Title: Automobile Engine Control and Calibration Strategies to Address Future Fuel Economy Standards
Mandated fuel economy regulations worldwide are driving unprecedented research and development for automobile powertrains. These stringent new regulations require automobile manufacturers to double their current fleet average fuel economy by 2025, while still satisfying customer performance and cost expectations. Advanced internal combustion engines are likely to be prime mover for the vast majority of automobiles in 2025 and beyond due to their relatively low cost as compared to competing technologies. To improve fuel economy and meet global energy demands the number of engine control actuators is increasing and multiple fuels are being considered. The increased engine control complexity brought about by new actuators and fuels motivates the use of model-based control methodologies over traditional map-based empirical approaches. Purely physics based control techniques have the potential to decrease calibration burdens, but must be complex to capture non-linear engine behavior with low computational requirements. This talk will discuss two examples of on-going research related to engine modeling and control system development at Clemson University. First, a semiphysical approach to combustion phasing control for multi-fuel adaptive engines will be examined. This work is intended to adapt to fuel behavior and maintain proper spark timing on-the-fly when fuel type changes. The second example will be focused on the implementation of model predictive control (MPC) to improve engine response during a transmission shift.
Dr. Robert Prucka is an Assistant Professor in the Department of Automotive Engineering at the Clemson University – International Center for Automotive Research. His research interests include the design, performance, control, calibration, and emissions of advanced internal combustion engines. He has extensive engine testing experience, including dynamometer cell design and advanced instrumentation development. Currently, he is developing experimental techniques, simulations and control strategies for advanced high degree of freedom spark-ignition engines to improve fuel economy and reduce time to market. He also performs research related to the performance aftermarket for SEMA member companies.

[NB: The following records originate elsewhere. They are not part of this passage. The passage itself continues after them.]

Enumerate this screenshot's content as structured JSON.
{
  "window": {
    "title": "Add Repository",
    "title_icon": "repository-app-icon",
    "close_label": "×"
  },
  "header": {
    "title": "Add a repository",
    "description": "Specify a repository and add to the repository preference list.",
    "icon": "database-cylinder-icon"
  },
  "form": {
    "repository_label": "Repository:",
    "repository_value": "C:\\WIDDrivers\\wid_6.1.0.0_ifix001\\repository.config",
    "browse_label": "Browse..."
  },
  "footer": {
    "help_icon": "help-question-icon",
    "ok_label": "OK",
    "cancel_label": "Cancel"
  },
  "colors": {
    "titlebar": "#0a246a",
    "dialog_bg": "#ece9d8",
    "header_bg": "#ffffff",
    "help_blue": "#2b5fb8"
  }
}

Dr. Prucka teaches two graduate level engine combustion and emissions courses that incorporate fundamental engineering principles, experimental work, and 1-D engine simulation software. He is the faculty advisor for Clemson University’s Formula and Baja SAE student competition teams, and the Director of the Brooks Institute for Motorsports at Clemson University. He has three degrees in Mechanical Engineering from the University of Michigan; PhD (2008), MSE (2004) and BSE. (2000). Prior to joining Clemson Robert has worked for the Ford Motor Company and as an independent consultant for racing engine companies.